Feature photo by theresasthompson
It’s understandable why voting is sometimes perceived as a waste of time. After all, one vote will not make a difference in your life. Whether you research the ballot down to the last judge or spend November 2nd ripping a bong with the day off of work, neither will ostensibly affect your life in any way. Why give a shit?
The reason many people will stay at home on Tuesday is the very reason they shouldn’t: disgust and apathy. The chorus of “things will never change” is already being muttered to disgruntled selves across the land despite the fact that this election represents a monumental moment in history. Things are going to change, no matter who wins. Here’s a few reasons to assert your right to shape it.
The Way Democracy Should Work

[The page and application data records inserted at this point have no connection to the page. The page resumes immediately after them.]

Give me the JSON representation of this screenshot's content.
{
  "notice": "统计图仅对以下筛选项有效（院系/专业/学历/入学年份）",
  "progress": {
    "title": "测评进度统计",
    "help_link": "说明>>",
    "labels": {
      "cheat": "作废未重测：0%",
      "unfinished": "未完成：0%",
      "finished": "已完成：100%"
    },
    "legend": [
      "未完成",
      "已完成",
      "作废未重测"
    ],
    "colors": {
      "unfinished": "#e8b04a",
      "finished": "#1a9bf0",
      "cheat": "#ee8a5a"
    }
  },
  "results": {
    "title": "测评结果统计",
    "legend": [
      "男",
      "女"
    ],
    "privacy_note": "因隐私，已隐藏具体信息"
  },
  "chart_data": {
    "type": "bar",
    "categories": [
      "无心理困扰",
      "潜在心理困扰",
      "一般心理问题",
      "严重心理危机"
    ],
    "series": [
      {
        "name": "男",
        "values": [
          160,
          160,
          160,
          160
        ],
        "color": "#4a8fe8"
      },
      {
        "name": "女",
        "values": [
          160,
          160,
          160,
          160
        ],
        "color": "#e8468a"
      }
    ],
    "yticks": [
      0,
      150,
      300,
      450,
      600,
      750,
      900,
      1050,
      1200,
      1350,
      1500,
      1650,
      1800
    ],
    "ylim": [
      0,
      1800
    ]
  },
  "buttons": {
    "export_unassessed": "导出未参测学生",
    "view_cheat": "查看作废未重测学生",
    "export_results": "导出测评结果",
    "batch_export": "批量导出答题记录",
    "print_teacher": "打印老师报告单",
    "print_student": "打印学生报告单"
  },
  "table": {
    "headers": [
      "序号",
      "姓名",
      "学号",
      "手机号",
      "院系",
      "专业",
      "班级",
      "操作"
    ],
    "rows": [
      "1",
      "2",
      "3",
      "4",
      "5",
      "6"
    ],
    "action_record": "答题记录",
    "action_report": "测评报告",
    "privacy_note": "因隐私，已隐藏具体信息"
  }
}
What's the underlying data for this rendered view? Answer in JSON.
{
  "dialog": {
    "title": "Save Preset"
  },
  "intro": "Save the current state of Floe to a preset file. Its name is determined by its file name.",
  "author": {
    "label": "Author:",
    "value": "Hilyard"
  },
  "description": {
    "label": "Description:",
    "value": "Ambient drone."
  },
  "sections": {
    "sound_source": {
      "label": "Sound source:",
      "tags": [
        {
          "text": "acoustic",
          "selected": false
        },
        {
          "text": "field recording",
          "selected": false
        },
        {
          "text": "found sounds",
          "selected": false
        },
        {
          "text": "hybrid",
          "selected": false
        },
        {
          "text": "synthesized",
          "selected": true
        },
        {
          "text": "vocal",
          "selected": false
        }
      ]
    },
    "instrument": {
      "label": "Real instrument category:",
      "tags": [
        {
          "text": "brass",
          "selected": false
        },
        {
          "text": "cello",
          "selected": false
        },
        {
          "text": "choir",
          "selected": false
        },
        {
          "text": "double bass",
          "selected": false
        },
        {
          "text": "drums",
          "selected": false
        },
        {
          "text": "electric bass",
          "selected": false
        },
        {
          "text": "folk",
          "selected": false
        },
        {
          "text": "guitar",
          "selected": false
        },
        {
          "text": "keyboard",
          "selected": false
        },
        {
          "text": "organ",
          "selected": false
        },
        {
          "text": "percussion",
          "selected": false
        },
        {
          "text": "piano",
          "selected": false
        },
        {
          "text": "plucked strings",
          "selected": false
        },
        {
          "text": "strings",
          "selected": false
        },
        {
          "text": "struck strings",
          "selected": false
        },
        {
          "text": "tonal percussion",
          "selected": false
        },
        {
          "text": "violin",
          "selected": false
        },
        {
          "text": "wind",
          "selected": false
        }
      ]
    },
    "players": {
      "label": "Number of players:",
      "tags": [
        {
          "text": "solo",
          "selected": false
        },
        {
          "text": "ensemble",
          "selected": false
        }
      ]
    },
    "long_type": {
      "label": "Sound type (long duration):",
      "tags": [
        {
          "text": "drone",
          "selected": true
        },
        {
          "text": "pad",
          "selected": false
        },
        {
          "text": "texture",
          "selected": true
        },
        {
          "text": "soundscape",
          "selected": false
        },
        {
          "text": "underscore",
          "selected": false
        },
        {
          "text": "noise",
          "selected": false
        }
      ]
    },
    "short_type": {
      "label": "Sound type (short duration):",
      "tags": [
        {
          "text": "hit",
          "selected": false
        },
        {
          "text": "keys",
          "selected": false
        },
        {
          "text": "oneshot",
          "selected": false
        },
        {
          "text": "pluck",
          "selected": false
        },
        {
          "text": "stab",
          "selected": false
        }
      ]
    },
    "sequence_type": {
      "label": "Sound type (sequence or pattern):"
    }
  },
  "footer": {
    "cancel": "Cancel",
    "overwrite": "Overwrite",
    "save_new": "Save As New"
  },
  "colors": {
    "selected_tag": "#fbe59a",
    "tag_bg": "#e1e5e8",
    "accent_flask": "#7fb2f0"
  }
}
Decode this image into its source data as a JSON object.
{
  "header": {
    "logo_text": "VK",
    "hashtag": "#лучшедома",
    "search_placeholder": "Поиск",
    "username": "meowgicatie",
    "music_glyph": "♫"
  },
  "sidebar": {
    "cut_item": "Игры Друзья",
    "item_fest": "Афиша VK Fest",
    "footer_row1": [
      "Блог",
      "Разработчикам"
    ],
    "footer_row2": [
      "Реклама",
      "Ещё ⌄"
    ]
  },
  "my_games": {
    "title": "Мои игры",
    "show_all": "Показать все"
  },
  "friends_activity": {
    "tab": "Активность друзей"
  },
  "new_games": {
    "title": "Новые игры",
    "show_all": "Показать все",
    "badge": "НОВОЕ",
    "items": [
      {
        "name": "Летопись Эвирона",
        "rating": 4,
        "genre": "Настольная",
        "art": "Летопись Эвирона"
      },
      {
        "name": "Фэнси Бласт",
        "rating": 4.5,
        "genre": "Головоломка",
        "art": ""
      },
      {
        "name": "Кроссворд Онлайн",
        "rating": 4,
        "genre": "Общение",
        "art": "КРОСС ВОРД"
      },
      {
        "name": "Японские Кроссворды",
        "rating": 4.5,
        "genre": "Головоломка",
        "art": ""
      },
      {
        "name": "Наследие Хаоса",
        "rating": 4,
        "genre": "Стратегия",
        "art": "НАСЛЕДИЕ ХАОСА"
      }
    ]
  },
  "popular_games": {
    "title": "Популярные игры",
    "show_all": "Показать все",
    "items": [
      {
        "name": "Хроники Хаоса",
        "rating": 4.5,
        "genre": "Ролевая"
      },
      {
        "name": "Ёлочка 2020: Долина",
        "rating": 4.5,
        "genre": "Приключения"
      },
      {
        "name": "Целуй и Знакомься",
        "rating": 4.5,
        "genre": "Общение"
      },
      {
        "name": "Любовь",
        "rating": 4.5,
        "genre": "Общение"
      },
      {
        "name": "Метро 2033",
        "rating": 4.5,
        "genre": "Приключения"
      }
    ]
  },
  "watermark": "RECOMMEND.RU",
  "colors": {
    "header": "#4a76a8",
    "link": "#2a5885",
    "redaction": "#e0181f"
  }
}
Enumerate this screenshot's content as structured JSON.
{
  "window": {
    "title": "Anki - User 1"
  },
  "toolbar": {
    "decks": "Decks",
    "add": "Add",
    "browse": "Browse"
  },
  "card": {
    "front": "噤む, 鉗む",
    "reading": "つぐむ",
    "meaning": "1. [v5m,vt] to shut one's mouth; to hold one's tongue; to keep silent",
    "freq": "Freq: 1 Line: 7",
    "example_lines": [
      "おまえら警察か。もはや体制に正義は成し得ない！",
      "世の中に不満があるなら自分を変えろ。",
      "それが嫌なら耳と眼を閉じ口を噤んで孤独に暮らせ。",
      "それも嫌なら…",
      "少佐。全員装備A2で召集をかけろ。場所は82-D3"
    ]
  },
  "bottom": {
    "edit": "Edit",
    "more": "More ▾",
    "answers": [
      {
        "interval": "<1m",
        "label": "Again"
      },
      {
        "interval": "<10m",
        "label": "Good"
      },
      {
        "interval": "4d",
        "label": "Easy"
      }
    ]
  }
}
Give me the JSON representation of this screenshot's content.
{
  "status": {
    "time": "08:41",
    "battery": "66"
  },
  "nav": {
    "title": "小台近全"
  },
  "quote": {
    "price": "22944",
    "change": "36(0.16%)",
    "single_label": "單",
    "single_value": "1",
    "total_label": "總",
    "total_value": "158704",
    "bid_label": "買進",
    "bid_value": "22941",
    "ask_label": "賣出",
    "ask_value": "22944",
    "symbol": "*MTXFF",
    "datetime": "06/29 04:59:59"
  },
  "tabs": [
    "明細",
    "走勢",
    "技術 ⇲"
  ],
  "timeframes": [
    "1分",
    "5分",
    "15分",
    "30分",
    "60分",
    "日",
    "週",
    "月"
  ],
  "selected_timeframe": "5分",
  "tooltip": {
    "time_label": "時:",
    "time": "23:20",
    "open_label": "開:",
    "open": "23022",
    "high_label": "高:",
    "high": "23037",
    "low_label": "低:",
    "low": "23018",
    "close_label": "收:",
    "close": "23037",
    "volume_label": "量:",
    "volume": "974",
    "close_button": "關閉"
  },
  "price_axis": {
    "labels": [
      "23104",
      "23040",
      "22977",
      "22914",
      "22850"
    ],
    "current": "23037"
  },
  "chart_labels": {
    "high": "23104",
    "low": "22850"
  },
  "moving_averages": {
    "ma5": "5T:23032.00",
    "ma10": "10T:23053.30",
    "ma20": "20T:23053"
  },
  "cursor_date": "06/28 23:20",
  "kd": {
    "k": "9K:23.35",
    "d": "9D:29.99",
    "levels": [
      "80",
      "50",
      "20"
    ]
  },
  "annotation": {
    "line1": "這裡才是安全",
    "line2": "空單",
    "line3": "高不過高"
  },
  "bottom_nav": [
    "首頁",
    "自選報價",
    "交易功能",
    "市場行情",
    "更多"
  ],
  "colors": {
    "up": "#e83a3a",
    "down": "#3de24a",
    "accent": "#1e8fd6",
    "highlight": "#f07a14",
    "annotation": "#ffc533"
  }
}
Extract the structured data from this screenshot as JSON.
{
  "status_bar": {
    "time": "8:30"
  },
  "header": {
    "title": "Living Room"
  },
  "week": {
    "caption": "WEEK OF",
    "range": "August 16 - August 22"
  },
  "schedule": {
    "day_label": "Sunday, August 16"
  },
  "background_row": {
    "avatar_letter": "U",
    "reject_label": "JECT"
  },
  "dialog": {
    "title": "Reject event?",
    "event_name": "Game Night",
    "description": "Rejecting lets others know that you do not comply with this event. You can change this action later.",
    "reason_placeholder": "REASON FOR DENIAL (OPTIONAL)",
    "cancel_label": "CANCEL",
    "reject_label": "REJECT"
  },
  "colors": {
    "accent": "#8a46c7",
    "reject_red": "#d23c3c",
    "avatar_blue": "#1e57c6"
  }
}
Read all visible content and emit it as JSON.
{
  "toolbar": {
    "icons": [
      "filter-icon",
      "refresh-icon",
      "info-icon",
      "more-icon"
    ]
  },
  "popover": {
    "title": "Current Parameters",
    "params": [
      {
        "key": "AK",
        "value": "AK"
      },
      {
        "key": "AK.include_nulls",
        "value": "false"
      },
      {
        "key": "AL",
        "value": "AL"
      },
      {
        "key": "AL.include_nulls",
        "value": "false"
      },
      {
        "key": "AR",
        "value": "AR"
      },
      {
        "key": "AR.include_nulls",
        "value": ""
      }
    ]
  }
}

One of the most common complaints about the inefficacy of casting a single measly ballot is that it is a drop in the ocean. This is a misguided take on how popular government works. In our free society, we spend so much time being autonomous that when decisions must be made collectively, we feel exasperated. Don’t focus on how insignificant your vote is. Think of it as your presence in a huge town hall meeting.
A vote is not supposed to be an endorsement of some slimy politician but a representation of your interests. Individuals vote for candidates who they think will help them the most. The tabulated results paint a picture of a sort of aggregate civic interest, which the politician is then obliged to serve. Hence, the greatest good for the greatest number is achieved. It’s not that your vote doesn’t make a difference, it’s that everyone else’s does too. This is a good thing.
The Way Democracy Does Work
Elected powerbrokers are only beholden to those citizens who they know will show up to re-elect them. Politicians are blank slates, puppets animated by the will of their constituents. Election is the mechanism that keeps this process honest. Government pursues agendas designed to keep its representatives in office, which is a power conferred exclusively from the voting booth. Without Latino voters, Bush would likely not have attempted his stab at immigration reform. The same is true of the elderly vote and prescription drug legislation, Medicare, etc. A vote represents not only your choice, but your presence. The schemers in charge only care about the first if they are assured of the latter. Only by being a consistent voter will you be catered to.
The Way Democracy Shouldn’t Work
Too often, voters do not understand what they should be getting. Many Americans rely on public officials to explain the world to them. It’s sad that unprecedented access to information has so dumbfounded our society that we no longer have any idea where to go for it. If you have a credit card or a loan, how exactly did TARP affect you? You have no idea. The best you can do is absorb as many expert opinions as possible and pick one.
The vast majority of this country feels frustrated with the direction we’re headed, and the cause is that flows of information have gone from bottom-up mandates of the people to top-down explanations and action plans coming from self-serving agendas. In other words, apathy—comfort that the slimeball on TV is trustworthy—is what allows us to be fooled into things that serve only to calcify and enrich existing power structures. Most of the electorate today is so used to being duped, they don’t even mind that our two major parties have entirely different sets of “objective” facts. Such a system of government is not democracy. It is a plutocracy with the tacit permission of a clueless public.
I encourage everyone who is eligible to vote to do so. But if you are going to do it, know what you’re voting for. Vote for something that makes sense to you, something that aligns with your beliefs. Do not ask someone else who to vote for. This country does not need another careless voter convinced that his opinions have anything to do with him.
And I swear to God: anyone who lets a campaign ad sway them should have to reapply for citizenship.
The Way Democracy Never Works
Not voting represents a citizenry slowly abdicating control of their country. It aids those who appropriate our government for their own gain. It vitalizes the forces responsible for the disenchantment that has come to replace civic pride—and that keeps non-voters at home.
The American government is the most preponderant entity the world has ever seen, and those who can wield it profit obscenely. The discourse that Washington encourages serves mostly to distract and disenfranchise the average American so as to prevent them from feeling they have a stake in this country. The fewer people vote, the smaller of a hurdle public opinion becomes, and the easier it is to clear it with a plunderous agenda. The partisans who are tearing this country apart know that their virulent bases will turn out for them. But if the moderates who don’t align themselves with that triviality stay at home, they fail to place reason in government and even more people lose their voice from the American plurality. Those who surrender their right to vote out of disgust directly worsen the problem by empowering the reasons they were disgusted in the first place.
The only way to extract good governance from elected officials is to demand it of them. On Tuesday, you will have the chance to do that.
Your bong will be there when you get back.